That was easy. Both. For sure, both. I told her two stories.
First, my daughter, a young adult who lives on her own, comes home every Thursday evening to have dinner with her folks watch the tv show Chuck with us. If you haven’t seen it, you really must look it up. I started watching waay back in the day, when it was new (2007). I’m not much of a tv watcher. I usually read when I have free time, or watch whatever my husband is watching when he’s around. But I do like to have a series to watch on my own time, when I have to do something where I can’t read, like fold laundry. Back in 2007, that show was Chuck. Natalie was around during an episode and got hooked.
When it came time to pick a series to watch as a group, Chuck went to top of the list since Dad hadn’t seen it. But it has not gone as expected.
Watching Chuck this time around has been like some really good friends putting on a production you’ve never seen before. You’re totally invested, because they’re you’re friends, and you are cheering them on, and always happy to see them when they appear, but you have no idea what’s going to happen next. Because you’ve never seen it before.

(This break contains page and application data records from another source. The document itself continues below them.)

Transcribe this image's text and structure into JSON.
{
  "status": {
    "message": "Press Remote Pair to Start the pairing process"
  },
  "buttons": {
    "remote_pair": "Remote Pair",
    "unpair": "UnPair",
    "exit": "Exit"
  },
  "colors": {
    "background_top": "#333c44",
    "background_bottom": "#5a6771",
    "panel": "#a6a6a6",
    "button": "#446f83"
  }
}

When Natalie was telling our son about the show, she explained that Dad had never seen it. “And Mom has seen it. I know she has because I watched it with her. But it’s like the first time. She’s surprised by everything.”
But, I pointed out, that’s not all bad. I’ve never been a fan of watching shows twice.
Then there’s story number two. This one’s weird. And embarrassed hubby when I told the doctor. But it’s real. And weird. I said that, right? It’s about our bedtime kiss. You know, the one couples do before going to sleep.
“Good night sweetie. Love you.”
“Good night. Love you too.”
Except more often than not, I don’t remember that. At first hubby didn’t say anything, he just thought I was being weird when I’d wash, rinse, repeat. But then one night I complained that he hadn’t kissed me goodnight. I thought he was teasing when he laughed and said he had. But he kissed me again to appease me and I seriously thought it was the first time.
The second time I didn’t think it was funny when he teased me again. He assured me he wasn’t teasing. But he kissed me again anyway.
The third time I believed him and I didn’t make him kiss me again. But then I laid in bed thinking through my bedtime routine. I’d put on my pajamas, brushed my teeth, washed my face, etc. etc. I could remember every part of it. Except the kiss. It just wasn’t in my brain. I tried to roll over and go to sleep but it felt wrong. Like we were fighting or something. So I made him kiss me again.
Now I make him give me a big passionate kiss that I can’t forget. Has only happened once since. (I blame him. Obviously he didn’t follow instructions.)
So that one’s not so bad either, I suppose.